START Records supplied

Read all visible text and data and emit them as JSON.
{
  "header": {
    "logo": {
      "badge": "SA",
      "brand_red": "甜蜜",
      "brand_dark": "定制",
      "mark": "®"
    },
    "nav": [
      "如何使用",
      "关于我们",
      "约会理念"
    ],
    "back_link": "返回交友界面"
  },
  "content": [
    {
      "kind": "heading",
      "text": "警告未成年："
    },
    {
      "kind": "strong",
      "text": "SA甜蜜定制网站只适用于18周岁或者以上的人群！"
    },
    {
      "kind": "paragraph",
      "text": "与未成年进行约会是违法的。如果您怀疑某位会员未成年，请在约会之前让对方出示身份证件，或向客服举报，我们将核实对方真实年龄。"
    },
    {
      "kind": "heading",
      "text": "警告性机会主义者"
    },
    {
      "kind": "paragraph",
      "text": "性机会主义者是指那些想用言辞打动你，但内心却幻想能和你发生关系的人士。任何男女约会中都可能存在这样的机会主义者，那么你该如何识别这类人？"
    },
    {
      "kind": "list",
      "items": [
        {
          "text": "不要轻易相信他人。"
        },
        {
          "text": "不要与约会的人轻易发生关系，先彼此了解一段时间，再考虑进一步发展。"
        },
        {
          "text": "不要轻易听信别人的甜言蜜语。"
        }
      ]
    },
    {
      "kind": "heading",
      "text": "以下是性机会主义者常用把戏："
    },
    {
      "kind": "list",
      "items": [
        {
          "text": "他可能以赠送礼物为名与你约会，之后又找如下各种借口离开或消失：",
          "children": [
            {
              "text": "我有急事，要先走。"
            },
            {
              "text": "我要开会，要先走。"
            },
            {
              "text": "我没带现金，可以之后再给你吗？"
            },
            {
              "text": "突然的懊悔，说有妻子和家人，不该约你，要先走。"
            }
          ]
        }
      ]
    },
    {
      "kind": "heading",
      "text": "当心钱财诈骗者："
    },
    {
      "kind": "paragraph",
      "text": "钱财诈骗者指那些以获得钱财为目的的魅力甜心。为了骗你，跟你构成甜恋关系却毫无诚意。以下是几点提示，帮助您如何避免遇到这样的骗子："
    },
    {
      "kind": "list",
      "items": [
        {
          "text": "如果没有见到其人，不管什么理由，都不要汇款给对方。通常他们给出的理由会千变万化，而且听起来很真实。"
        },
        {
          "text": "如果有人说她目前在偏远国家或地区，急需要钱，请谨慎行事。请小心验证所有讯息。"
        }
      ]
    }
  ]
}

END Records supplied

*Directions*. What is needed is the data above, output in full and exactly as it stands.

*Output for this exercise*.
Read all visible text and data and emit them as JSON.
{
  "header": {
    "logo": {
      "badge": "SA",
      "brand_red": "甜蜜",
      "brand_dark": "定制",
      "mark": "®"
    },
    "nav": [
      "如何使用",
      "关于我们",
      "约会理念"
    ],
    "back_link": "返回交友界面"
  },
  "content": [
    {
      "kind": "heading",
      "text": "警告未成年："
    },
    {
      "kind": "strong",
      "text": "SA甜蜜定制网站只适用于18周岁或者以上的人群！"
    },
    {
      "kind": "paragraph",
      "text": "与未成年进行约会是违法的。如果您怀疑某位会员未成年，请在约会之前让对方出示身份证件，或向客服举报，我们将核实对方真实年龄。"
    },
    {
      "kind": "heading",
      "text": "警告性机会主义者"
    },
    {
      "kind": "paragraph",
      "text": "性机会主义者是指那些想用言辞打动你，但内心却幻想能和你发生关系的人士。任何男女约会中都可能存在这样的机会主义者，那么你该如何识别这类人？"
    },
    {
      "kind": "list",
      "items": [
        {
          "text": "不要轻易相信他人。"
        },
        {
          "text": "不要与约会的人轻易发生关系，先彼此了解一段时间，再考虑进一步发展。"
        },
        {
          "text": "不要轻易听信别人的甜言蜜语。"
        }
      ]
    },
    {
      "kind": "heading",
      "text": "以下是性机会主义者常用把戏："
    },
    {
      "kind": "list",
      "items": [
        {
          "text": "他可能以赠送礼物为名与你约会，之后又找如下各种借口离开或消失：",
          "children": [
            {
              "text": "我有急事，要先走。"
            },
            {
              "text": "我要开会，要先走。"
            },
            {
              "text": "我没带现金，可以之后再给你吗？"
            },
            {
              "text": "突然的懊悔，说有妻子和家人，不该约你，要先走。"
            }
          ]
        }
      ]
    },
    {
      "kind": "heading",
      "text": "当心钱财诈骗者："
    },
    {
      "kind": "paragraph",
      "text": "钱财诈骗者指那些以获得钱财为目的的魅力甜心。为了骗你，跟你构成甜恋关系却毫无诚意。以下是几点提示，帮助您如何避免遇到这样的骗子："
    },
    {
      "kind": "list",
      "items": [
        {
          "text": "如果没有见到其人，不管什么理由，都不要汇款给对方。通常他们给出的理由会千变万化，而且听起来很真实。"
        },
        {
          "text": "如果有人说她目前在偏远国家或地区，急需要钱，请谨慎行事。请小心验证所有讯息。"
        }
      ]
    }
  ]
}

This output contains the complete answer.